These epiphytes, or “air plants,” clinging to this tree branch have some interesting adaptations to life in the mountains.  These look like bromeliads, a diverse group of plants that often have overlapping leaves forming a cistern that collects water and detrius for the plant to use.  They are like little water barrels.

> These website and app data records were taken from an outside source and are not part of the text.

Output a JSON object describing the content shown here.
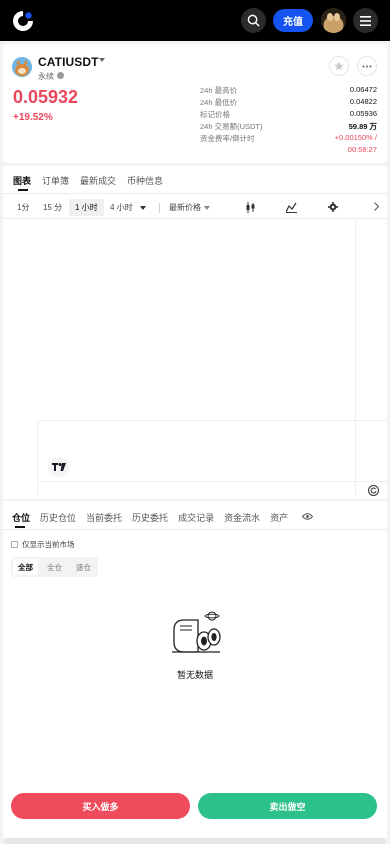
{
  "topbar": {
    "deposit_label": "充值",
    "logo_icon": "exchange-logo-icon",
    "search_icon": "search-icon",
    "menu_icon": "hamburger-icon"
  },
  "header": {
    "symbol": "CATIUSDT",
    "contract_type": "永续",
    "price": "0.05932",
    "change": "+19.52%",
    "stats": [
      {
        "label": "24h 最高价",
        "value": "0.06472"
      },
      {
        "label": "24h 最低价",
        "value": "0.04822"
      },
      {
        "label": "标记价格",
        "value": "0.05936"
      },
      {
        "label": "24h 交易额(USDT)",
        "value": "59.89 万"
      },
      {
        "label": "资金费率/倒计时",
        "value": "+0.00150% /"
      }
    ],
    "countdown": "00:58:27",
    "colors": {
      "down_red": "#e8475b",
      "up_green": "#2cc08a",
      "brand_blue": "#1554f0"
    }
  },
  "chart_tabs": [
    "图表",
    "订单簿",
    "最新成交",
    "币种信息"
  ],
  "intervals": {
    "items": [
      "1分",
      "15 分",
      "1 小时",
      "4 小时"
    ],
    "selected": "1 小时",
    "price_type": "最新价格"
  },
  "bottom_tabs": [
    "仓位",
    "历史仓位",
    "当前委托",
    "历史委托",
    "成交记录",
    "资金流水",
    "资产"
  ],
  "filter": {
    "only_current_label": "仅显示当前市场",
    "segments": [
      "全部",
      "全仓",
      "逐仓"
    ],
    "selected_segment": "全部"
  },
  "empty_state": "暂无数据",
  "actions": {
    "buy_label": "买入做多",
    "sell_label": "卖出做空"
  }
}
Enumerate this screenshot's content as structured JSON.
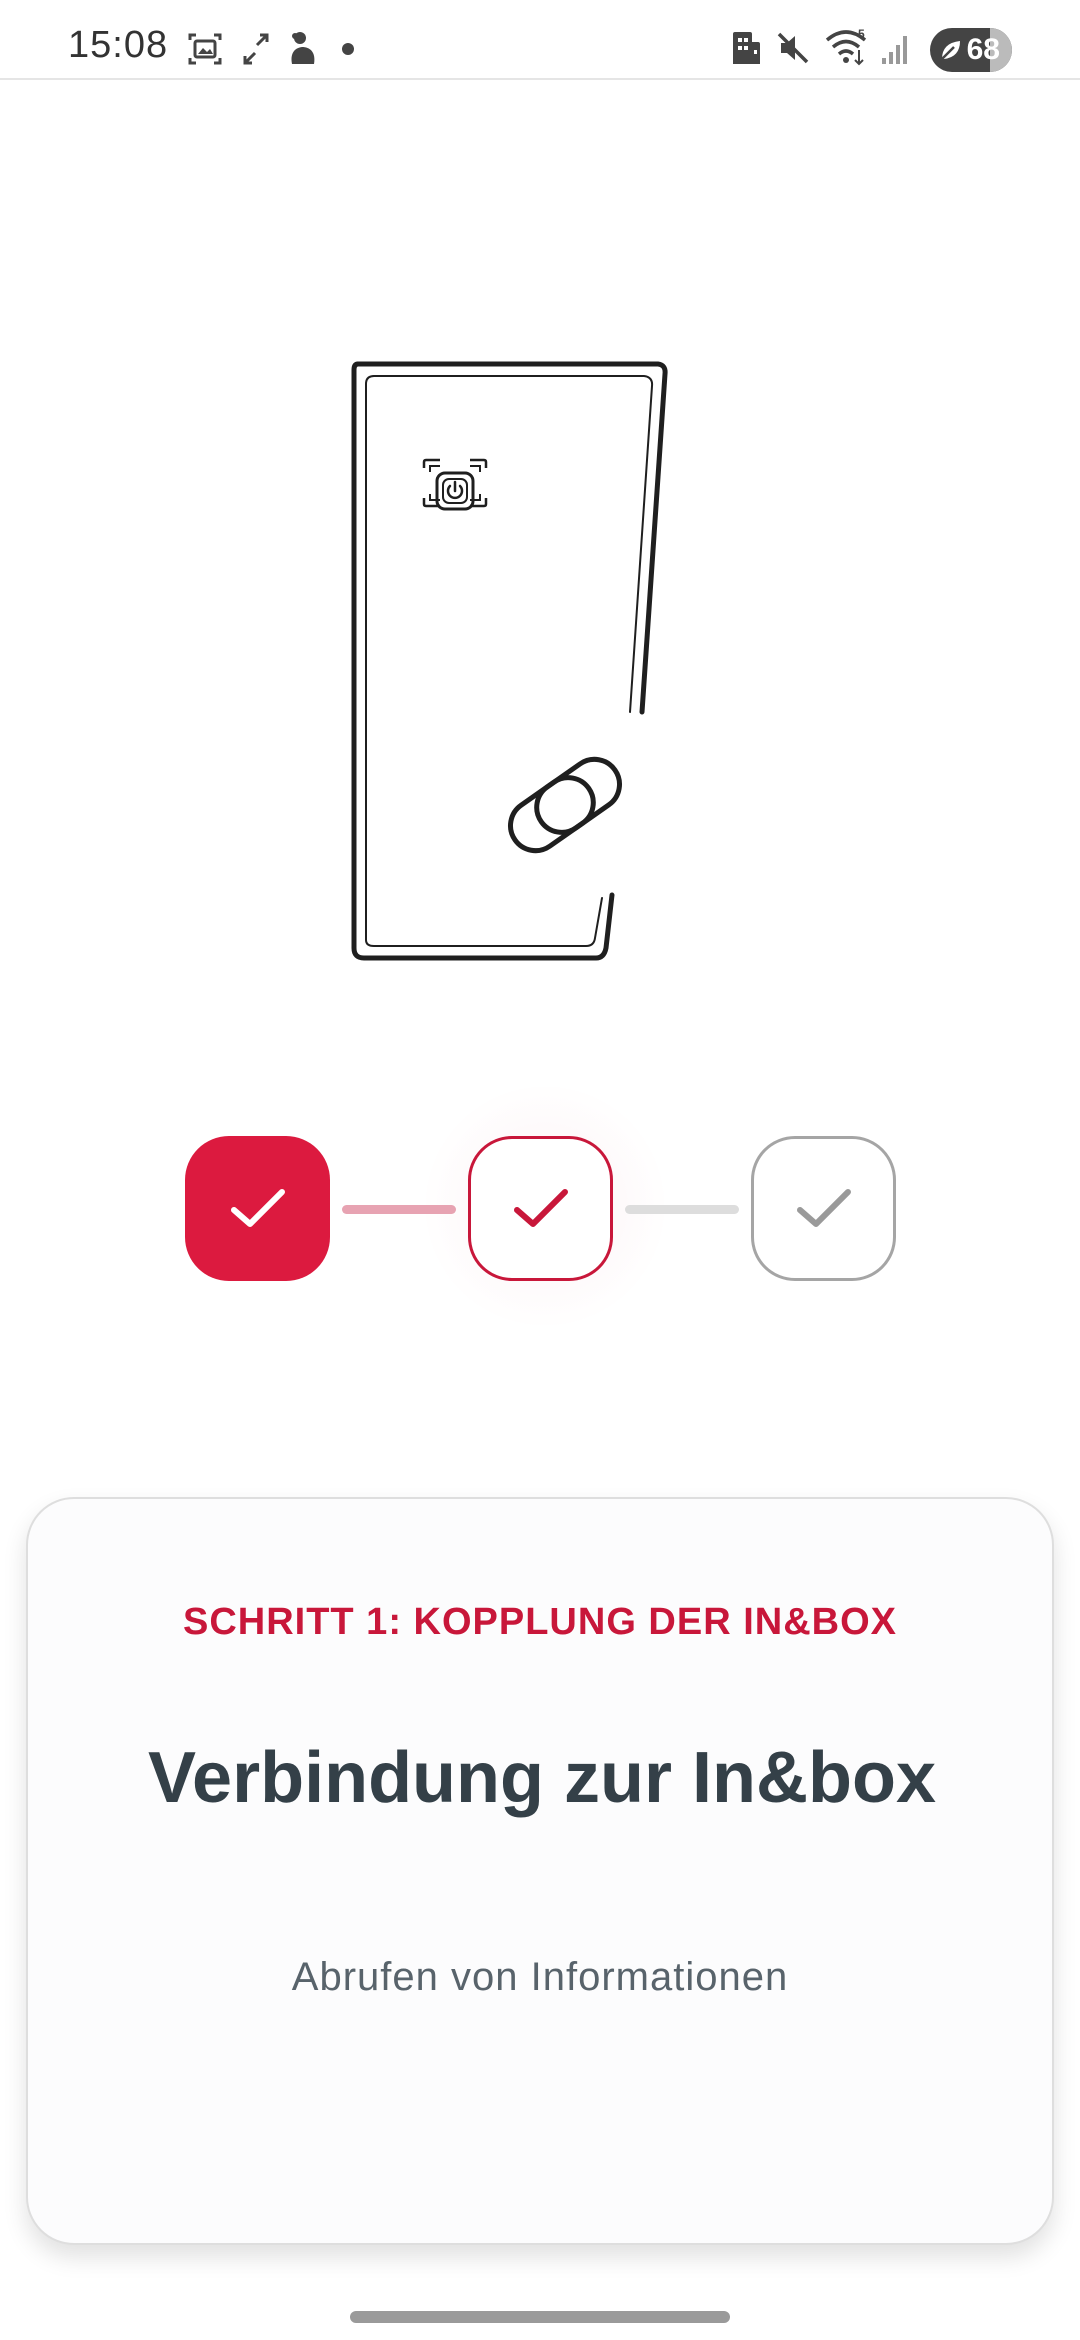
{
  "status_bar": {
    "time": "15:08",
    "battery_level": "68",
    "left_icons": [
      "screenshot-icon",
      "expand-icon",
      "dog-icon",
      "dot-icon"
    ],
    "right_icons": [
      "building-icon",
      "mute-icon",
      "wifi-icon",
      "signal-icon"
    ]
  },
  "illustration": {
    "icons": [
      "device-icon",
      "power-button-icon",
      "link-icon"
    ]
  },
  "steps": {
    "items": [
      {
        "state": "completed"
      },
      {
        "state": "active"
      },
      {
        "state": "pending"
      }
    ],
    "colors": {
      "accent": "#dc1a3f",
      "pending": "#a5a5a5"
    }
  },
  "card": {
    "step_label": "SCHRITT 1: KOPPLUNG DER IN&BOX",
    "title": "Verbindung zur In&box",
    "subtitle": "Abrufen von Informationen"
  }
}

Epiphytes are not parasites; they use their roots only to cling to the branch, not to tap into it.  The roots often have fungal associations called mycorrhizae which help with the uptake of minerals.  Epiphytes are found all over the tropics (lowland rainforest and mountains) and some temperate regions; other examples include many orchids and Spanish moss.